Sun Sights: Easier Then The Sextant

The Heliostat's
designer has
received a
U.K. patent
for the device.


Ted Atherton, from the town of Wigan, England, ia a physicist dedicated to the process of simplification. He decided that traditional sextants are complicated, time-consuming, aggravating to use, and require the cooperation of sky and horizon. Resolved to build a better mousetrap, he spent a few hours at his kitchen table utilizing whatever materials came to hand and built an instrument he calls a heliostat, for which he's acquired a patent in England. As we stood aboard a square-rigged tea clipper off Tenerife, in the Canaries, he used his device to quickly determine the lat/long of our location

The heliostat requires no view of the horizon and only a quick glimpse of the sun to determine its elevation. It's especially useful when the sun is popping in and out of cloud cover. Anyone can be taught to use one in about a minute.

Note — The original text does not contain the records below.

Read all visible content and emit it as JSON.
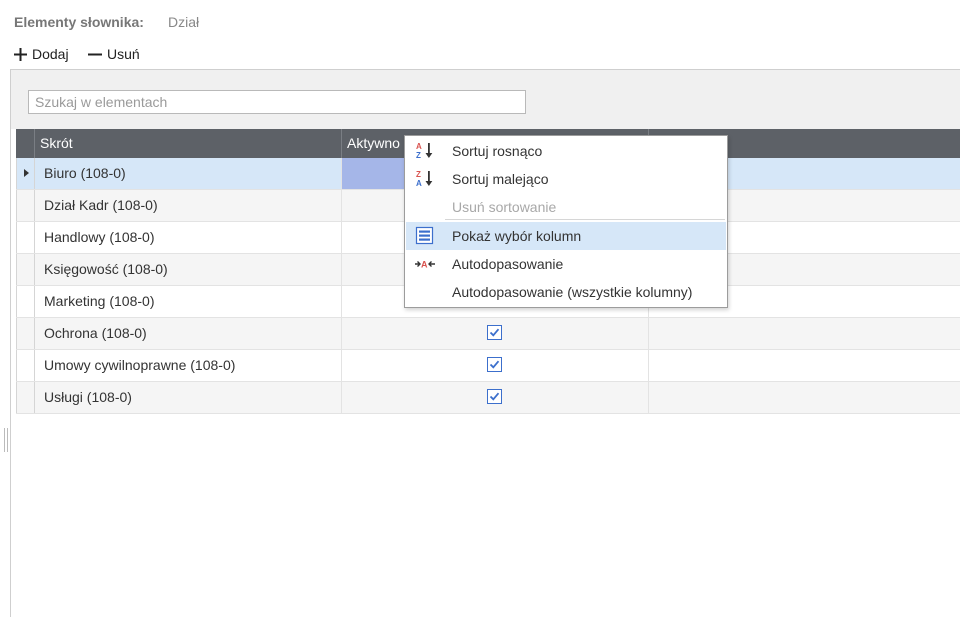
{
  "header": {
    "dictionary_label": "Elementy słownika:",
    "dictionary_value": "Dział"
  },
  "toolbar": {
    "add_label": "Dodaj",
    "remove_label": "Usuń",
    "add_icon": "plus-icon",
    "remove_icon": "minus-icon"
  },
  "search": {
    "placeholder": "Szukaj w elementach",
    "value": ""
  },
  "grid": {
    "columns": [
      "Skrót",
      "Aktywno"
    ],
    "rows": [
      {
        "name": "Biuro (108-0)",
        "active": true,
        "selected": true
      },
      {
        "name": "Dział Kadr (108-0)",
        "active": true
      },
      {
        "name": "Handlowy (108-0)",
        "active": true
      },
      {
        "name": "Księgowość (108-0)",
        "active": true
      },
      {
        "name": "Marketing (108-0)",
        "active": true
      },
      {
        "name": "Ochrona (108-0)",
        "active": true
      },
      {
        "name": "Umowy cywilnoprawne (108-0)",
        "active": true
      },
      {
        "name": "Usługi (108-0)",
        "active": true
      }
    ]
  },
  "context_menu": {
    "items": [
      {
        "label": "Sortuj rosnąco",
        "icon": "sort-ascending-icon",
        "enabled": true
      },
      {
        "label": "Sortuj malejąco",
        "icon": "sort-descending-icon",
        "enabled": true
      },
      {
        "label": "Usuń sortowanie",
        "icon": "",
        "enabled": false
      },
      {
        "label": "Pokaż wybór kolumn",
        "icon": "column-chooser-icon",
        "enabled": true,
        "highlighted": true
      },
      {
        "label": "Autodopasowanie",
        "icon": "autofit-icon",
        "enabled": true
      },
      {
        "label": "Autodopasowanie (wszystkie kolumny)",
        "icon": "",
        "enabled": true
      }
    ]
  },
  "colors": {
    "header_bg": "#5d6167",
    "selected_row": "#d6e7f8",
    "selected_cell": "#a5b6e8",
    "checkbox": "#3c6fcc"
  }
}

According to Ted, it's made from two semicircular sheets of plastic placed three millimeters apart. Each sheet has a blackened inner surface. One of the quadrants has an angular engraving that the sailor orients away from the sun when using the heliostat.

The elevation diagram shows how incoming sunlight enters the narrow space between the two blackened circular plates. A very narrow beam of sunlight encounters a small mirror in the center of the blackened base strip between the two plates. This small beam of sunlight, not absorbed by the blackened surfaces, is reflected by the mirror and exits the angularly calibrated section of the assembly, where it can be read without viewing the solar image directly. The heliostat is leveled by a pair of weighted gimbals or by a small, powered gyroscope.